These two articles, from SeekingAlpha gives us an interesting perspective on 12 brands that are likely to survive and 12 brands that are likely to die. I say it’s an interesting perspective because the writer is coming at it more like an investment analyst than a marketer.
A few surprises and a few no-brainers.
Read the articles here:
The Top 12 Brands Likely to Survive
The Top 12 Brands Likely to Disappear
Here’s why this is interesting to me: When you normally talk about brands, you’re usually talking about the marketing and positioning side of the business. But when you approach it like an investment analyst, you’re looking at a much wider range of considerations. By comparison: Twitter is a strong brand but its revenue stream doesn’t necessarily make it a lasting brand. I realize I’ve committed social media heresy by saying that Twitter is not a lasting brand. That is not to say that I’m predicting Twitter’s demise. Rather, I’m suggesting that, as a brand, it is very strong; but as a business it needs to think about revenue sooner or later.
Recently I posted a blog about how Google Trends “predicted” the recession. While I was there, I decided to see the search trend on the term “economy“. I wondered how it would compare. Here is Google’s trend chart:
This chart fascinates me for a couple of reasons:
- The current economic climate is not prompting people to search for the word “economy” any more than any other economic climate. I’d have guessed that it would be higher.
- Not surprisingly, there is a valley through the third quarters when everyone is away on vacation and not thinking about work or business or the economy.
- There are slight peaks at the end of every quarter, which makes sense that people are thinking about economic factors that might influence their EOQ results or forecasts.
- What surprised me the most was the large dip at the end of the year. It’s as if people are so focused on Christmas and New Year and the opportunities for the year to come that they stop searching for “economy” information? While there is often a small spike at the end of every quarter, there is a huge dip at the end of the year; and in every case, that end-of-the-year dip is greater than the summer dip.
I was in Google Trends the other day, doing some research for a client. On a whim, I decided to also see the search trend for “recession”. What an interesting find! Here is Google’s Trend graph:

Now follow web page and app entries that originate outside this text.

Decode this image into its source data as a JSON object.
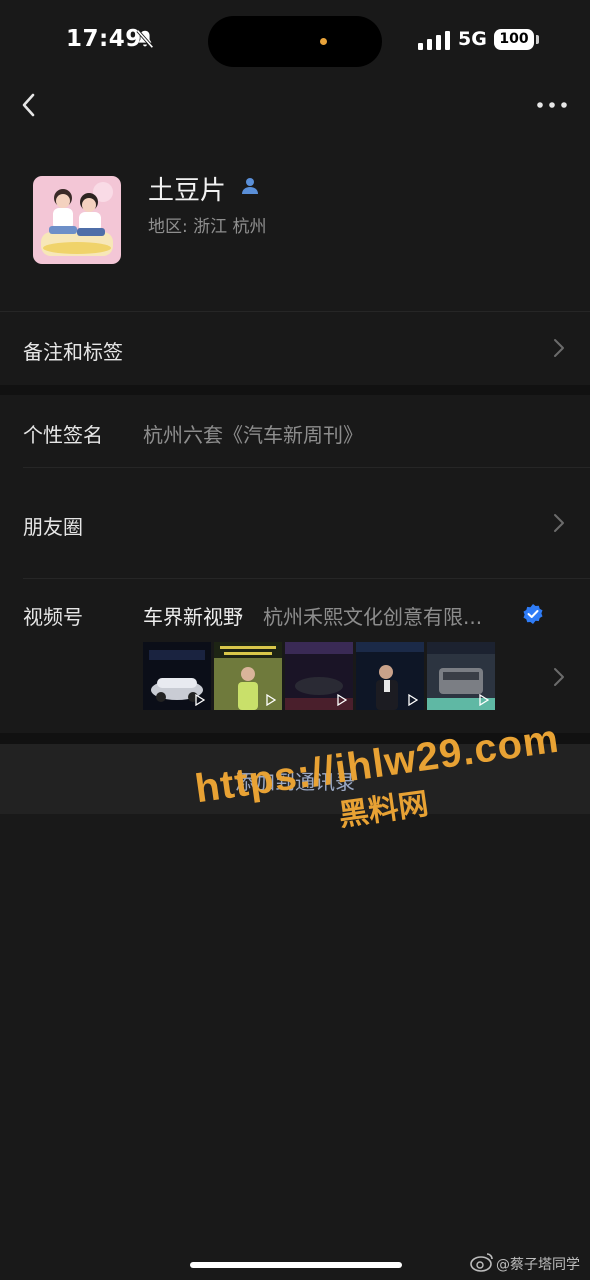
{
  "status_bar": {
    "time": "17:49",
    "network": "5G",
    "battery": "100"
  },
  "profile": {
    "name": "土豆片",
    "region": "地区: 浙江 杭州"
  },
  "rows": {
    "remark_label": "备注和标签",
    "signature_label": "个性签名",
    "signature_value": "杭州六套《汽车新周刊》",
    "moments_label": "朋友圈",
    "channels_label": "视频号",
    "channel_name": "车界新视野",
    "channel_company": "杭州禾熙文化创意有限..."
  },
  "actions": {
    "add_contact": "添加到通讯录"
  },
  "watermark": {
    "url": "https://ihlw29.com",
    "site": "黑料网"
  },
  "corner_mark": "@蔡子塔同学",
  "colors": {
    "background": "#191919",
    "accent_link": "#9aa8c4",
    "verified_blue": "#2f7cf6",
    "watermark": "#e8a234"
  }
}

At first glance, it’s shocking to see how much the search volume and news references have grown. It’s shocking, but not a huge surprise: the recession is bad but the badness is stoked like a fire by the media.
But there’s something I find even more fascinating: Look at the first quarter of 2007. Recession searching spiked there. By today’s standards it wasn’t much, but compared to the amount that it was searched prior to that, it was huge. If someone had been paying attention, they would have had almost an entire year of warning before the through-the-roof spike in the beginning of 2008. Time to sell stocks, short stocks, lock in customers, and reduce inventory.